[Saved data entries]
------------------------
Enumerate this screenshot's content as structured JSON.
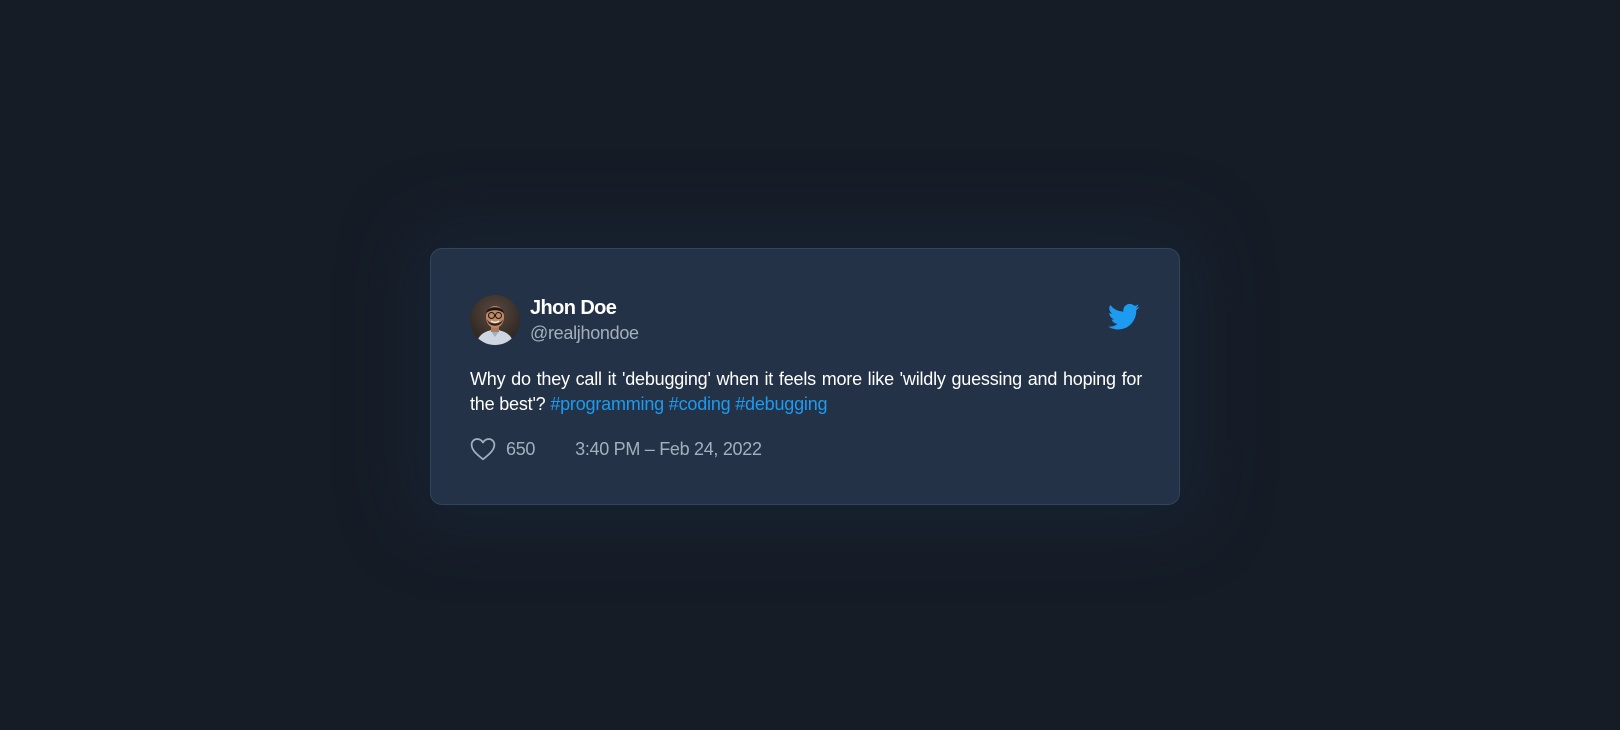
{
  "tweet": {
    "author": {
      "display_name": "Jhon Doe",
      "handle": "@realjhondoe",
      "avatar_icon": "profile-photo"
    },
    "brand_icon": "twitter-bird-icon",
    "text": "Why do they call it 'debugging' when it feels more like 'wildly guessing and hoping for the best'?",
    "hashtags": [
      "#programming",
      "#coding",
      "#debugging"
    ],
    "likes": "650",
    "like_icon": "heart-icon",
    "timestamp": "3:40 PM – Feb 24, 2022"
  },
  "colors": {
    "background": "#151c26",
    "card": "#233246",
    "card_border": "#30455f",
    "accent": "#1d9bf0",
    "text_primary": "#ffffff",
    "text_secondary": "#a3afbd"
  }
}
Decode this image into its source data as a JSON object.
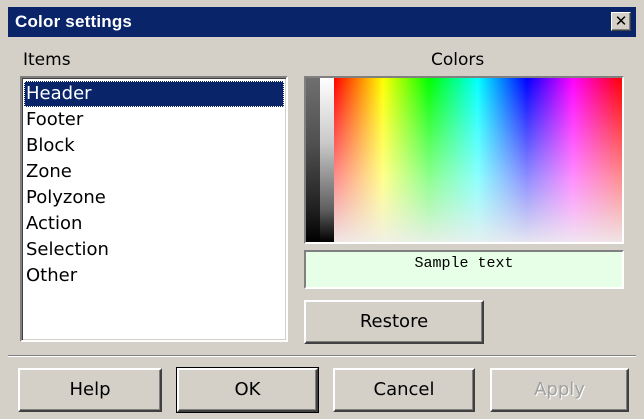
{
  "window": {
    "title": "Color settings",
    "close_glyph": "✕",
    "close_icon": "close-icon"
  },
  "items_panel": {
    "label": "Items",
    "items": [
      {
        "label": "Header",
        "selected": true
      },
      {
        "label": "Footer",
        "selected": false
      },
      {
        "label": "Block",
        "selected": false
      },
      {
        "label": "Zone",
        "selected": false
      },
      {
        "label": "Polyzone",
        "selected": false
      },
      {
        "label": "Action",
        "selected": false
      },
      {
        "label": "Selection",
        "selected": false
      },
      {
        "label": "Other",
        "selected": false
      }
    ]
  },
  "colors_panel": {
    "label": "Colors",
    "sample_text": "Sample text",
    "sample_background": "#e6ffe6",
    "restore_label": "Restore"
  },
  "buttons": {
    "help": "Help",
    "ok": "OK",
    "cancel": "Cancel",
    "apply": "Apply",
    "apply_disabled": true
  },
  "colors": {
    "titlebar": "#0a246a",
    "selection": "#0a246a",
    "face": "#d4d0c8"
  }
}
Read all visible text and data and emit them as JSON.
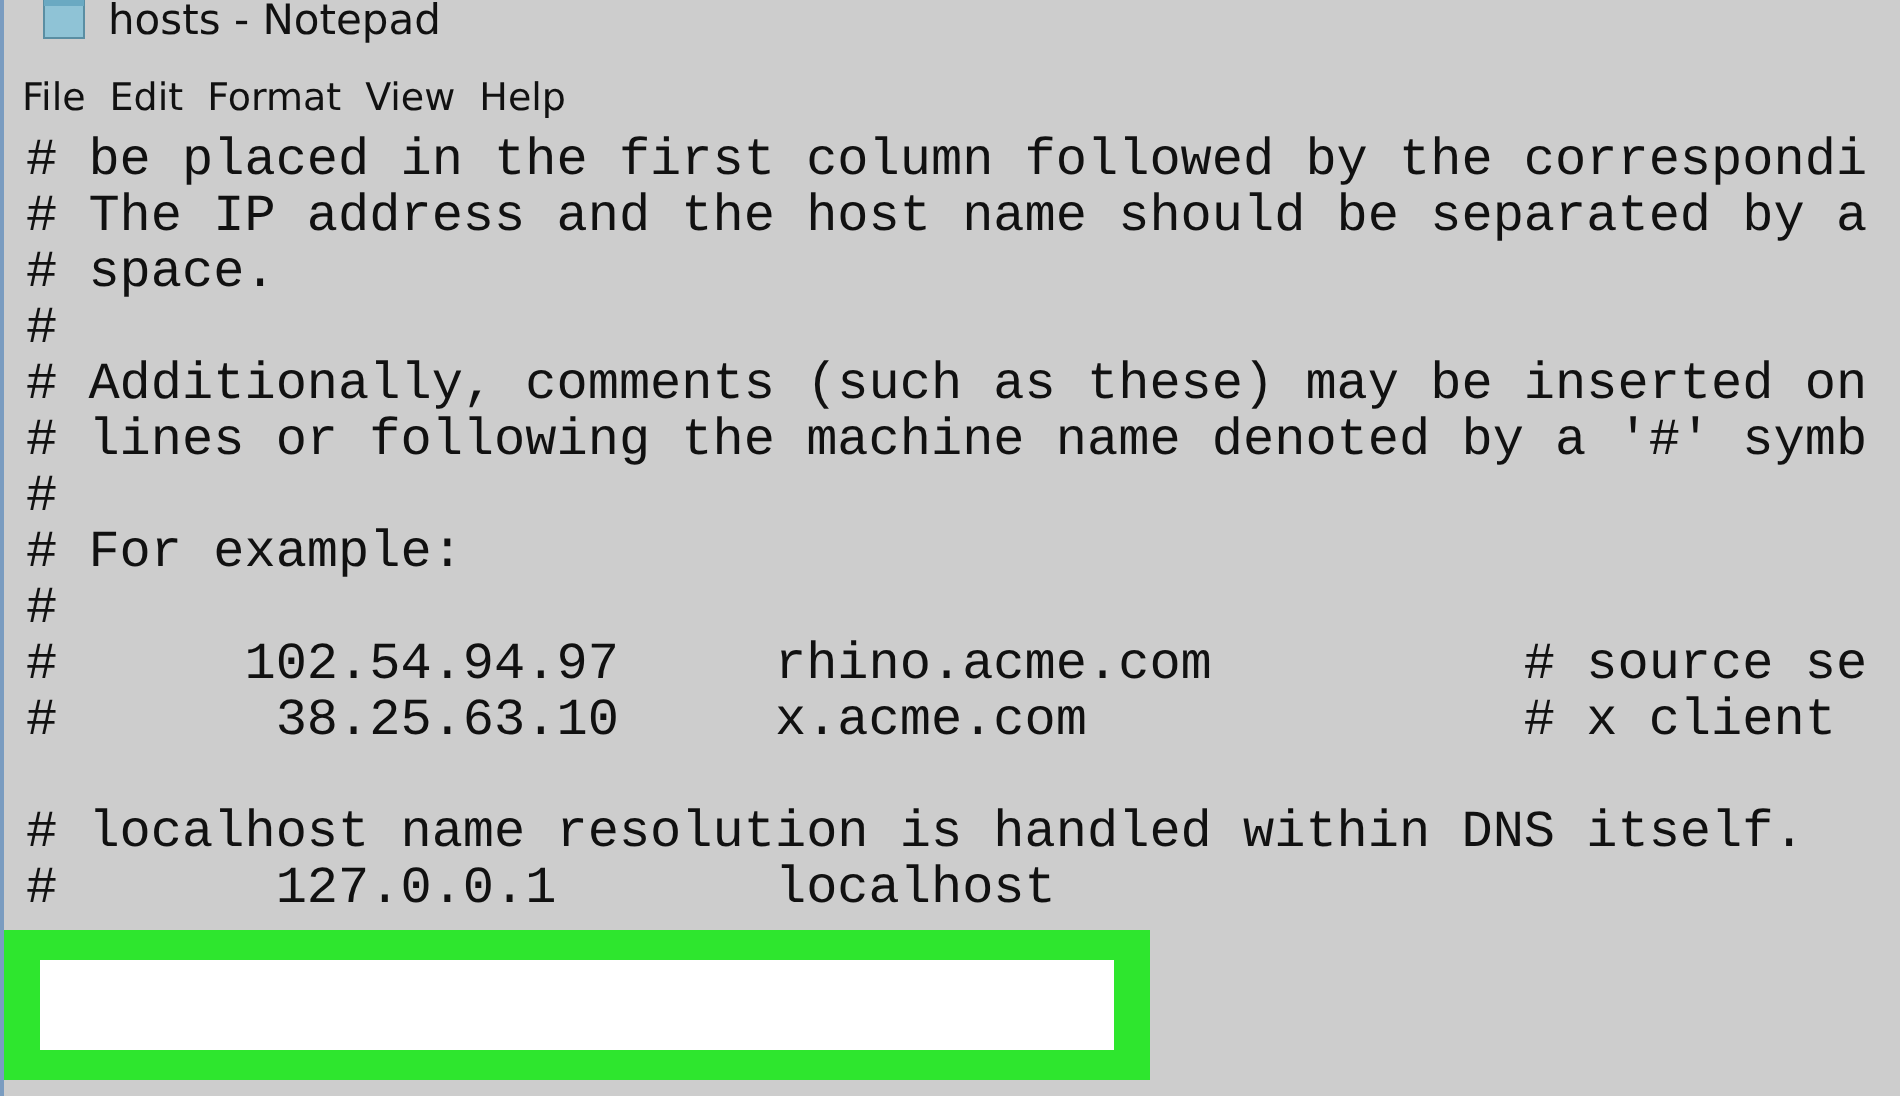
{
  "window": {
    "title": "hosts - Notepad"
  },
  "menu": [
    "File",
    "Edit",
    "Format",
    "View",
    "Help"
  ],
  "editor": {
    "lines": [
      {
        "kind": "text",
        "text": "# be placed in the first column followed by the correspondi"
      },
      {
        "kind": "text",
        "text": "# The IP address and the host name should be separated by a"
      },
      {
        "kind": "text",
        "text": "# space."
      },
      {
        "kind": "text",
        "text": "#"
      },
      {
        "kind": "text",
        "text": "# Additionally, comments (such as these) may be inserted on"
      },
      {
        "kind": "text",
        "text": "# lines or following the machine name denoted by a '#' symb"
      },
      {
        "kind": "text",
        "text": "#"
      },
      {
        "kind": "text",
        "text": "# For example:"
      },
      {
        "kind": "text",
        "text": "#"
      },
      {
        "kind": "text",
        "text": "#      102.54.94.97     rhino.acme.com          # source se"
      },
      {
        "kind": "text",
        "text": "#       38.25.63.10     x.acme.com              # x client"
      },
      {
        "kind": "blank"
      },
      {
        "kind": "text",
        "text": "# localhost name resolution is handled within DNS itself."
      },
      {
        "kind": "text",
        "text": "#       127.0.0.1       localhost"
      }
    ]
  }
}
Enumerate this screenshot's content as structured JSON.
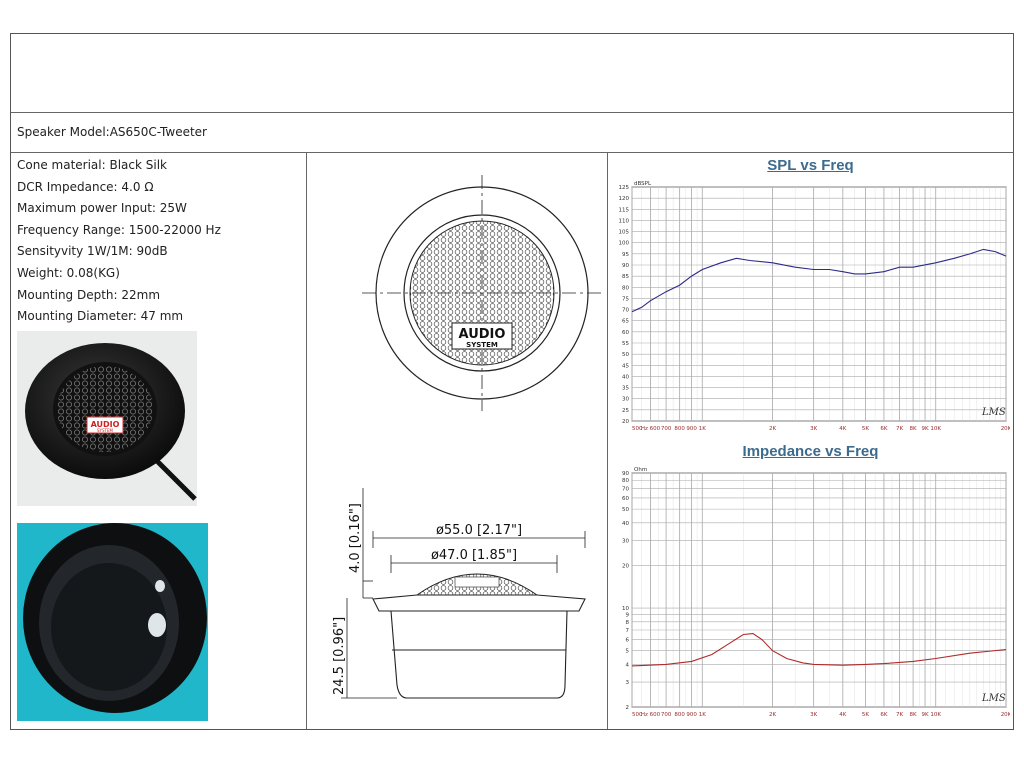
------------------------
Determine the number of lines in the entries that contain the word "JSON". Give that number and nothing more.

### Final answer
4